COSROE. And Jove may<28> never let me longer live Than I may seek to gratify your love, And cause the soldiers that thus honour me To triumph over many provinces! By whose desires of discipline in arms I doubt not shortly but to reign sole king, And with the army of Theridamas (Whither we presently will fly, my lords,) To rest secure against my brother’s force.

ORTYGIUS. We knew,<29> my lord, before we brought the crown, Intending your investion so near The residence of your despised brother, The lords<30> would not be too exasperate To injury<31> or suppress your worthy title; Or, if they would, there are in readiness Ten thousand horse to carry you from hence, In spite of all suspected enemies.

COSROE. I know it well, my lord, and thank you all.

ORTYGIUS. Sound up the trumpets, then.
[Trumpets sounded.]

ALL.<32> God save the king!
[Exeunt.]

Contents:

Related Resources

None available for this document.

Download Options


Title: Tamburlaine the Great, Part 1

Select an option:

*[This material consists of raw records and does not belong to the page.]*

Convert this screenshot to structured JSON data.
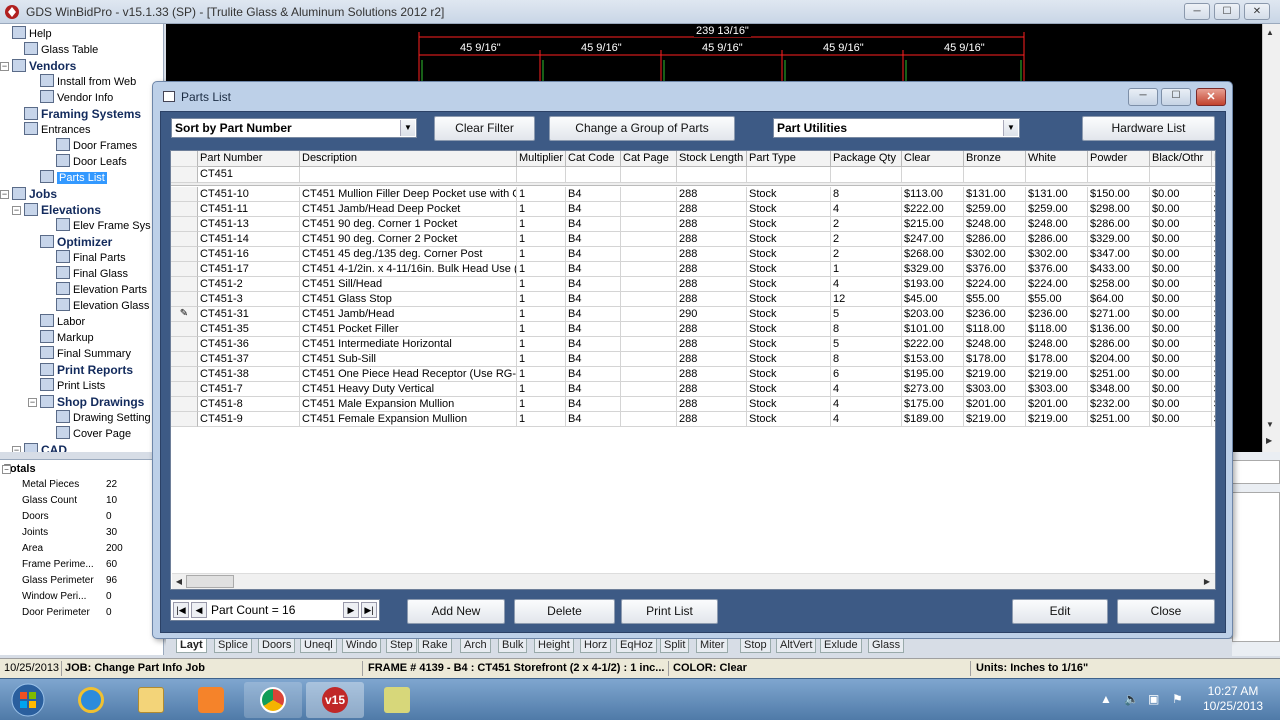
{
  "window": {
    "title": "GDS WinBidPro - v15.1.33 (SP) - [Trulite Glass & Aluminum Solutions 2012 r2]",
    "min": "─",
    "max": "☐",
    "close": "✕"
  },
  "tree": [
    {
      "label": "Help",
      "depth": 0,
      "bold": false,
      "icon": "help-icon"
    },
    {
      "label": "Glass Table",
      "depth": 1,
      "bold": false,
      "icon": "table-icon"
    },
    {
      "label": "Vendors",
      "depth": 0,
      "bold": true,
      "icon": "vendors-icon"
    },
    {
      "label": "Install from Web",
      "depth": 2,
      "bold": false,
      "icon": "web-icon"
    },
    {
      "label": "Vendor Info",
      "depth": 2,
      "bold": false,
      "icon": "info-icon"
    },
    {
      "label": "Framing Systems",
      "depth": 1,
      "bold": true,
      "icon": "framing-icon"
    },
    {
      "label": "Entrances",
      "depth": 1,
      "bold": false,
      "icon": "entrance-icon"
    },
    {
      "label": "Door Frames",
      "depth": 3,
      "bold": false,
      "icon": "door-frame-icon"
    },
    {
      "label": "Door Leafs",
      "depth": 3,
      "bold": false,
      "icon": "door-leaf-icon"
    },
    {
      "label": "Parts List",
      "depth": 2,
      "bold": false,
      "icon": "parts-icon",
      "selected": true
    },
    {
      "label": "Jobs",
      "depth": 0,
      "bold": true,
      "icon": "jobs-icon"
    },
    {
      "label": "Elevations",
      "depth": 1,
      "bold": true,
      "icon": "elevations-icon"
    },
    {
      "label": "Elev Frame Sys",
      "depth": 3,
      "bold": false,
      "icon": "frame-sys-icon"
    },
    {
      "label": "Optimizer",
      "depth": 2,
      "bold": true,
      "icon": "optimizer-icon"
    },
    {
      "label": "Final Parts",
      "depth": 3,
      "bold": false,
      "icon": "final-parts-icon"
    },
    {
      "label": "Final Glass",
      "depth": 3,
      "bold": false,
      "icon": "final-glass-icon"
    },
    {
      "label": "Elevation Parts",
      "depth": 3,
      "bold": false,
      "icon": "elev-parts-icon"
    },
    {
      "label": "Elevation Glass",
      "depth": 3,
      "bold": false,
      "icon": "elev-glass-icon"
    },
    {
      "label": "Labor",
      "depth": 2,
      "bold": false,
      "icon": "labor-icon"
    },
    {
      "label": "Markup",
      "depth": 2,
      "bold": false,
      "icon": "markup-icon"
    },
    {
      "label": "Final Summary",
      "depth": 2,
      "bold": false,
      "icon": "summary-icon"
    },
    {
      "label": "Print Reports",
      "depth": 2,
      "bold": true,
      "icon": "print-icon"
    },
    {
      "label": "Print Lists",
      "depth": 2,
      "bold": false,
      "icon": "print-lists-icon"
    },
    {
      "label": "Shop Drawings",
      "depth": 2,
      "bold": true,
      "icon": "shop-drawings-icon"
    },
    {
      "label": "Drawing Setting",
      "depth": 3,
      "bold": false,
      "icon": "drawing-setting-icon"
    },
    {
      "label": "Cover Page",
      "depth": 3,
      "bold": false,
      "icon": "cover-page-icon"
    },
    {
      "label": "CAD",
      "depth": 1,
      "bold": true,
      "icon": "cad-icon"
    }
  ],
  "totals": {
    "header": "Totals",
    "rows": [
      {
        "k": "Metal Pieces",
        "v": "22"
      },
      {
        "k": "Glass Count",
        "v": "10"
      },
      {
        "k": "Doors",
        "v": "0"
      },
      {
        "k": "Joints",
        "v": "30"
      },
      {
        "k": "Area",
        "v": "200"
      },
      {
        "k": "Frame Perime...",
        "v": "60"
      },
      {
        "k": "Glass Perimeter",
        "v": "96"
      },
      {
        "k": "Window Peri...",
        "v": "0"
      },
      {
        "k": "Door Perimeter",
        "v": "0"
      }
    ]
  },
  "drawing": {
    "overall": "239 13/16\"",
    "segments": [
      "45 9/16\"",
      "45 9/16\"",
      "45 9/16\"",
      "45 9/16\"",
      "45 9/16\""
    ]
  },
  "dialog": {
    "title": "Parts List",
    "sort": "Sort by Part Number",
    "clear_filter": "Clear Filter",
    "change_group": "Change a Group of Parts",
    "utilities": "Part Utilities",
    "hardware": "Hardware List",
    "add_new": "Add New",
    "delete": "Delete",
    "print_list": "Print List",
    "edit": "Edit",
    "close": "Close",
    "part_count": "Part Count = 16",
    "filter_value": "CT451"
  },
  "grid": {
    "columns": [
      "Part Number",
      "Description",
      "Multiplier",
      "Cat Code",
      "Cat Page",
      "Stock Length",
      "Part Type",
      "Package Qty",
      "Clear",
      "Bronze",
      "White",
      "Powder",
      "Black/Othr",
      "M"
    ],
    "rows": [
      [
        "CT451-10",
        "CT451 Mullion Filler Deep Pocket use with CT",
        "1",
        "B4",
        "",
        "288",
        "Stock",
        "8",
        "$113.00",
        "$131.00",
        "$131.00",
        "$150.00",
        "$0.00",
        "$"
      ],
      [
        "CT451-11",
        "CT451 Jamb/Head Deep Pocket",
        "1",
        "B4",
        "",
        "288",
        "Stock",
        "4",
        "$222.00",
        "$259.00",
        "$259.00",
        "$298.00",
        "$0.00",
        "$"
      ],
      [
        "CT451-13",
        "CT451 90 deg. Corner 1 Pocket",
        "1",
        "B4",
        "",
        "288",
        "Stock",
        "2",
        "$215.00",
        "$248.00",
        "$248.00",
        "$286.00",
        "$0.00",
        "$"
      ],
      [
        "CT451-14",
        "CT451 90 deg. Corner 2 Pocket",
        "1",
        "B4",
        "",
        "288",
        "Stock",
        "2",
        "$247.00",
        "$286.00",
        "$286.00",
        "$329.00",
        "$0.00",
        "$"
      ],
      [
        "CT451-16",
        "CT451 45 deg./135 deg. Corner Post",
        "1",
        "B4",
        "",
        "288",
        "Stock",
        "2",
        "$268.00",
        "$302.00",
        "$302.00",
        "$347.00",
        "$0.00",
        "$"
      ],
      [
        "CT451-17",
        "CT451 4-1/2in. x 4-11/16in. Bulk Head Use (",
        "1",
        "B4",
        "",
        "288",
        "Stock",
        "1",
        "$329.00",
        "$376.00",
        "$376.00",
        "$433.00",
        "$0.00",
        "$"
      ],
      [
        "CT451-2",
        "CT451 Sill/Head",
        "1",
        "B4",
        "",
        "288",
        "Stock",
        "4",
        "$193.00",
        "$224.00",
        "$224.00",
        "$258.00",
        "$0.00",
        "$"
      ],
      [
        "CT451-3",
        "CT451 Glass Stop",
        "1",
        "B4",
        "",
        "288",
        "Stock",
        "12",
        "$45.00",
        "$55.00",
        "$55.00",
        "$64.00",
        "$0.00",
        "$"
      ],
      [
        "CT451-31",
        "CT451 Jamb/Head",
        "1",
        "B4",
        "",
        "290",
        "Stock",
        "5",
        "$203.00",
        "$236.00",
        "$236.00",
        "$271.00",
        "$0.00",
        "$"
      ],
      [
        "CT451-35",
        "CT451 Pocket Filler",
        "1",
        "B4",
        "",
        "288",
        "Stock",
        "8",
        "$101.00",
        "$118.00",
        "$118.00",
        "$136.00",
        "$0.00",
        "$"
      ],
      [
        "CT451-36",
        "CT451 Intermediate Horizontal",
        "1",
        "B4",
        "",
        "288",
        "Stock",
        "5",
        "$222.00",
        "$248.00",
        "$248.00",
        "$286.00",
        "$0.00",
        "$"
      ],
      [
        "CT451-37",
        "CT451 Sub-Sill",
        "1",
        "B4",
        "",
        "288",
        "Stock",
        "8",
        "$153.00",
        "$178.00",
        "$178.00",
        "$204.00",
        "$0.00",
        "$"
      ],
      [
        "CT451-38",
        "CT451 One Piece Head Receptor (Use RG-1",
        "1",
        "B4",
        "",
        "288",
        "Stock",
        "6",
        "$195.00",
        "$219.00",
        "$219.00",
        "$251.00",
        "$0.00",
        "$"
      ],
      [
        "CT451-7",
        "CT451 Heavy Duty Vertical",
        "1",
        "B4",
        "",
        "288",
        "Stock",
        "4",
        "$273.00",
        "$303.00",
        "$303.00",
        "$348.00",
        "$0.00",
        "$"
      ],
      [
        "CT451-8",
        "CT451 Male Expansion Mullion",
        "1",
        "B4",
        "",
        "288",
        "Stock",
        "4",
        "$175.00",
        "$201.00",
        "$201.00",
        "$232.00",
        "$0.00",
        "$"
      ],
      [
        "CT451-9",
        "CT451 Female Expansion Mullion",
        "1",
        "B4",
        "",
        "288",
        "Stock",
        "4",
        "$189.00",
        "$219.00",
        "$219.00",
        "$251.00",
        "$0.00",
        "$"
      ]
    ],
    "edit_row_index": 8
  },
  "tabs": [
    "Layt",
    "Splice",
    "Doors",
    "Uneql",
    "Windo",
    "Step",
    "Rake",
    "Arch",
    "Bulk",
    "Height",
    "Horz",
    "EqHoz",
    "Split",
    "Miter",
    "Stop",
    "AltVert",
    "Exlude",
    "Glass"
  ],
  "status": {
    "date": "10/25/2013",
    "job_label": "JOB:",
    "job_text": "Change Part Info Job",
    "frame": "FRAME # 4139 - B4 : CT451 Storefront (2 x 4-1/2) : 1 inc...",
    "color": "COLOR: Clear",
    "units": "Units: Inches to 1/16\""
  },
  "taskbar": {
    "time": "10:27 AM",
    "date": "10/25/2013",
    "v15": "v15"
  },
  "colors": {
    "dialog_bg": "#bdd0e8",
    "dialog_inner": "#3d5a85",
    "drawing_bg": "#000000",
    "dimension_line": "#ff2020",
    "selected": "#3399ff"
  }
}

*Note: A download may not start for up to 60 seconds.

Email Options


Title: Tamburlaine the Great, Part 1

Select an option:

Email addres:

*Note: It may take up to 60 seconds for for the email to be generated.

Chicago: Christopher Marlowe, "Scene I," Tamburlaine the Great, Part 1, ed. Macaulay, G. C. (George Campbell), 1852-1915 and trans. Evans, Sebastian in Tamburlaine the Great, Part 1 Original Sources, accessed January 31, 2023, http://www.originalsources.com/Document.aspx?DocID=8MK45F35DX34NXK.

MLA: Marlowe, Christopher. "Scene I." Tamburlaine the Great, Part 1, edited by Macaulay, G. C. (George Campbell), 1852-1915, and translated by Evans, Sebastian, in Tamburlaine the Great, Part 1, Original Sources. 31 Jan. 2023. http://www.originalsources.com/Document.aspx?DocID=8MK45F35DX34NXK.

Harvard: Marlowe, C, 'Scene I' in Tamburlaine the Great, Part 1, ed. and trans. . cited in , Tamburlaine the Great, Part 1. Original Sources, retrieved 31 January 2023, from http://www.originalsources.com/Document.aspx?DocID=8MK45F35DX34NXK.